Skip to content

Stratosphere volcanic aerosols lowest since before 1960

“Earth’s stratosphere is as clear as it’s been in more than 50 years. University of Colorado
climate scientist Richard Keen knows this because he’s been watching lunar eclipses. “Since
1996, lunar eclipses have been bright, which means the stratosphere is relatively clear of
volcanic aerosols. This is the longest period with a clear stratosphere since before 1960.”
Consider the following comparison of a lunar eclipse observed in 1992 after the Philippine
volcano Pinatubo spewed millions of tons of gas and ash into the atmosphere vs. an “all-clear” eclipse in 2003:

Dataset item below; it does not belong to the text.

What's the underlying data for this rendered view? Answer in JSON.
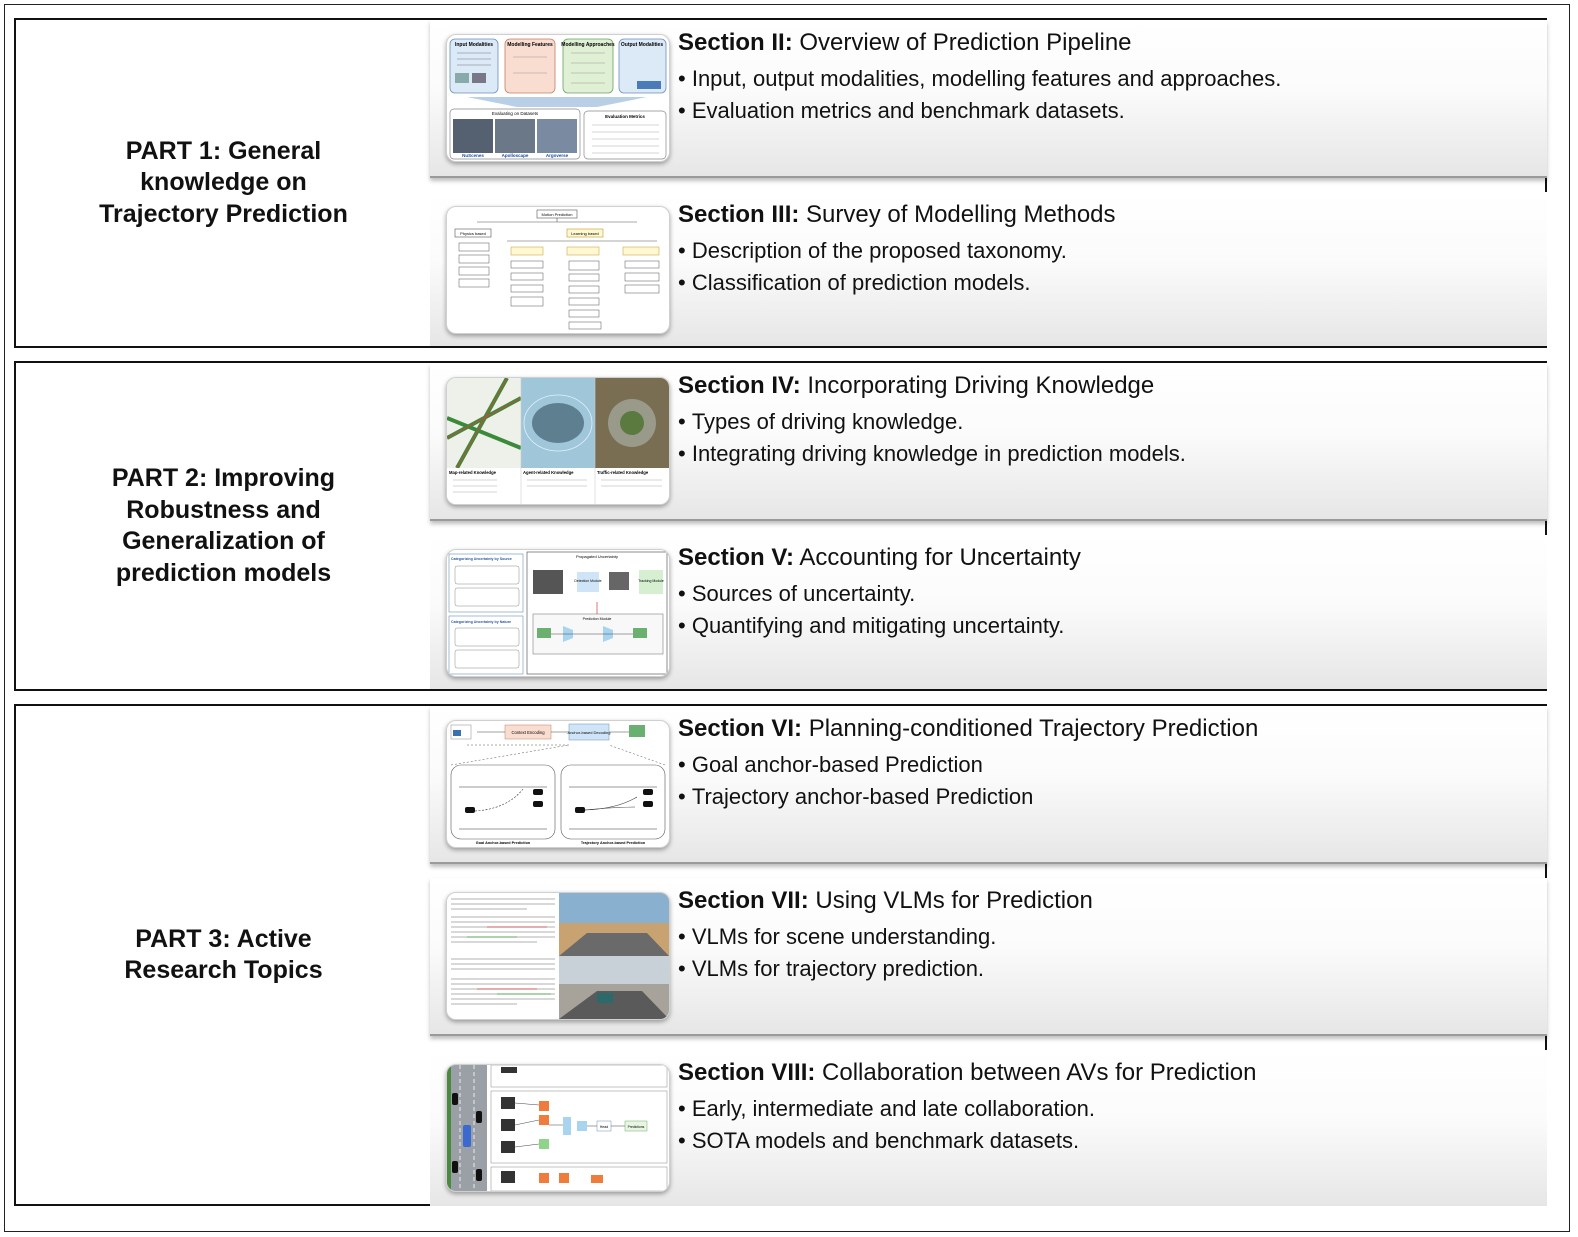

Keen explains why lunar eclipses can be used to probe the stratosphere: “At the distance of the Moon, most of the light refracted into the umbra (Earth’s shadow) passes through the
stratosphere, which lies 10 to 30 miles above the ground. When the stratosphere is clear, the umbra (and therefore, the eclipsed Moon) is relatively bright. On the other hand, if the
atmospheric lens that illuminates the Moon becomes dirty enough, light will be blocked and the eclipse will appear dark.”

This article posted in contained a link to PowerPoint presentation with in depth analysis by Richard Keen.  The has converted the PowerPoint presentation to Adobe pdf for easier viewing:  Richard Keen’s Volcanoes and Climate Change since 1980: a view from the Moon
(Used with permission)

Comments are closed.